Oppenheimer’s previous film about the 1965 genocide in Indonesia, “The Act of Killing,” examined the slaughter of a million civilians from the point-of-view of the perpetrators and received an Oscar nomination. In “The Look of Silence,” he continues his investigation of the events, following an optometrist as he confronts his brother’s murderers decades after the event and asks them to accept responsibility for their actions.
Asked why they made “Two Americans,” producers Dan DeVivo and Valeria Fernández said, “The targeted criminalization of undocumented immigrants is a disturbing trend in recent Arizona history. We wanted to make a film that would allow viewers to decide for themselves whether or not they agreed with this trend.” The film focuses on the effects of immigration raids and mass deportations on families and communities.
“Modern Intruder,” a comedy from Nic Barker, whose “Pint” won Best Comedy two years ago at Moab International Film Festival, will also be shown.
Highlights among the short film selections include Marc Martinez Jordán’s “Horseface,” which he describes as “a 20 Euro budget Comedy-Horror-Science fiction-thriller-Animal-Drama short film starring my grandmother and me;” “Chasing Life,” a coming of age film from India featuring three adolescents coming to terms with their friend’s untimely death; Dawn Westlake’s “Games People Play,” a darkly comic piece on the power of words that she says “makes a plea for the return to sincerity… using irony;” and British filmmaker Darren Langlands’ thriller “The Martyr,” which was screened twice at the Global Peace Film Festival in Orlando, Florida and won Best North West [UK] Short Film at Screen Stockport Independent Short Film and Television Festival.
The three-evening festival will run from Friday, November 20th through Sunday, November 23rd at Moab’s historic Star Hall.
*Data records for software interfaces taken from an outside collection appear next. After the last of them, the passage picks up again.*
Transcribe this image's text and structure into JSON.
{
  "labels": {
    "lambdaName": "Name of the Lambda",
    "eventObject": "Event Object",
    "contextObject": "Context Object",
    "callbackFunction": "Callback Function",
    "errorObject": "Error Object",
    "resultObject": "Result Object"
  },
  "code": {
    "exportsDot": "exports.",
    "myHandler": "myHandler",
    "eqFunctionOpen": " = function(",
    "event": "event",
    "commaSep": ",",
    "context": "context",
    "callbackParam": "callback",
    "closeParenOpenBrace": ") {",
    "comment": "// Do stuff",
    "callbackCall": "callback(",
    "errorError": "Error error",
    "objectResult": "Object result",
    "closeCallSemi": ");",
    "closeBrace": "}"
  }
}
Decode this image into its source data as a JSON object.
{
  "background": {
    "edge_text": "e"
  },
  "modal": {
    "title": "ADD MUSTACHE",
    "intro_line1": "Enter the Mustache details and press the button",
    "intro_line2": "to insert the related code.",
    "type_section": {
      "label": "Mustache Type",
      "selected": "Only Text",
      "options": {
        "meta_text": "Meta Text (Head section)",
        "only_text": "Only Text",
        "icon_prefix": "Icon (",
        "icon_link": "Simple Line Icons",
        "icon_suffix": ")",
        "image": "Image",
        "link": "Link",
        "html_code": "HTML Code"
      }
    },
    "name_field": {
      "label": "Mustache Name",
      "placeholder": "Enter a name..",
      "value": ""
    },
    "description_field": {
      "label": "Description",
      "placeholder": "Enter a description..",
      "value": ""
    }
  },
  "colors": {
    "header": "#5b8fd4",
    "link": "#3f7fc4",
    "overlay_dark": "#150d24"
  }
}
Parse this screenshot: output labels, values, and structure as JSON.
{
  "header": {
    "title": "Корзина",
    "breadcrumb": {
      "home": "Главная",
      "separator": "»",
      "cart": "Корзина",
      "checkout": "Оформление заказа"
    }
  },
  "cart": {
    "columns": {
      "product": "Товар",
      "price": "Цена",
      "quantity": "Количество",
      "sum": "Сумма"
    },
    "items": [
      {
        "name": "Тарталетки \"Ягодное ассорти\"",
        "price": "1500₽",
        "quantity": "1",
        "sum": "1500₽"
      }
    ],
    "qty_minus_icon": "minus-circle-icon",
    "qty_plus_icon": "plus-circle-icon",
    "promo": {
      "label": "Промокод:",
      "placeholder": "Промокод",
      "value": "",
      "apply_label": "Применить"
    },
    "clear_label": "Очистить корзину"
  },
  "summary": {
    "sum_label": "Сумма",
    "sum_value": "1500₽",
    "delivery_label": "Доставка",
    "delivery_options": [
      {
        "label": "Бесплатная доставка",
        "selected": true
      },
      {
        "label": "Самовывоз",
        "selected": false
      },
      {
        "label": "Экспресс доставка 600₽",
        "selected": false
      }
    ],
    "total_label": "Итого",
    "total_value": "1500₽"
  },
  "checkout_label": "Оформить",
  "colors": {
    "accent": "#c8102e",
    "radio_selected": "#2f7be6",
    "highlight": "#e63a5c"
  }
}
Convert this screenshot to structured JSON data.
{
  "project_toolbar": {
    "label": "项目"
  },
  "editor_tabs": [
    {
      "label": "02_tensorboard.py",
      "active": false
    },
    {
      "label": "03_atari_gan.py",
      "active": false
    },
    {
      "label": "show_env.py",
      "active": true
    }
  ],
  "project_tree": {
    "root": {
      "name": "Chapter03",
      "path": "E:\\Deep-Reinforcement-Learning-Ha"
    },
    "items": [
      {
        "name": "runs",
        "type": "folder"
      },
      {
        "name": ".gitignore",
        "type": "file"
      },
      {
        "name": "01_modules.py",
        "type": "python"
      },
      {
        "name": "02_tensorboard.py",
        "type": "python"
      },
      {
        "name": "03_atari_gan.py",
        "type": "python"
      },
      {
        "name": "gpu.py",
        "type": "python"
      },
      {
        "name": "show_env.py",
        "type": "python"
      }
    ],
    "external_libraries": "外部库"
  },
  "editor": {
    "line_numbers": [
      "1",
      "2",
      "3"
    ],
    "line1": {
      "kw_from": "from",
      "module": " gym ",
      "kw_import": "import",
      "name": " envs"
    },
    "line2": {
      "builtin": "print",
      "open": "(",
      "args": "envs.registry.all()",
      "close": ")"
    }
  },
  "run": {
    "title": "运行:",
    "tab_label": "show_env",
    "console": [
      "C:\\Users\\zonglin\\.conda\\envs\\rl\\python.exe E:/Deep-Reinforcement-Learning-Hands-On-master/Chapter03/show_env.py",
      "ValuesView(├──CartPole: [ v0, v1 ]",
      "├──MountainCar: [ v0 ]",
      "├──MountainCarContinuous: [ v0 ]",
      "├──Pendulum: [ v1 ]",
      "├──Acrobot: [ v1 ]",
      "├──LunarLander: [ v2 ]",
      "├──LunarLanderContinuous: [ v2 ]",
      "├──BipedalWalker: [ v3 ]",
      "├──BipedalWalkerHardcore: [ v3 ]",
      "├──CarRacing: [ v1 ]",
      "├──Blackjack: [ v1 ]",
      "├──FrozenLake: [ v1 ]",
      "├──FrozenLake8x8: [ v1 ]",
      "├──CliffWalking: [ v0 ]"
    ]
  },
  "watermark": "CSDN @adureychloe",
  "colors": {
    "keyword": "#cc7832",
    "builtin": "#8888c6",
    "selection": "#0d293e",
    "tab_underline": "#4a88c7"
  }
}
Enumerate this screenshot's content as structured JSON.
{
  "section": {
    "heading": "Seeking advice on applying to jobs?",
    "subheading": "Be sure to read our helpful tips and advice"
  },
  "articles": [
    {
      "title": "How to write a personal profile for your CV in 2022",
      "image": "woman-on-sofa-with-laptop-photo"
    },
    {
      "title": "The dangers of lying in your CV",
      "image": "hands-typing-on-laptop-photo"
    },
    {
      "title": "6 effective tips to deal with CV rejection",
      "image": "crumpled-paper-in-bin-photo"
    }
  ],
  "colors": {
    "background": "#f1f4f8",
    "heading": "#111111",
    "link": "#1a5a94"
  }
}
Valeria Fernández, producer of “Two Americans,” will offer a Q&A session after the screening of “Two Americans” on Friday. Other films, short and long, fictional and documentary, will fill out three evenings of contemporary and eclectic film. Screenings will run from 6 p.m. until late in the evening.
Choosing from over 600 submissions from around the world, the festival’s organizers selected films that, “have a positive effect on society,” and aim to promote independent films that might not find a platform otherwise. These films “do not promote or normalize unhealthy lifestyles or behaviors and are not influenced by a corporate agenda.” However, they also stress that the films are often controversial and are not necessarily family-friendly. For example they may even include full-frontal nudity. Films in past years have even attracted the attention of federal agents. Selections for the festival are ongoing and are regularly updated on the festival’s website.
Tickets and information about this year’s selections are available athttp://www.moabfilmfestival.org. A festival pass is available for $30, and tickets for individual screenings are $5. In Moab, tickets can be purchased at The T-Shirt Shop, Back of Beyond Books, and Canyonlands Copy Center.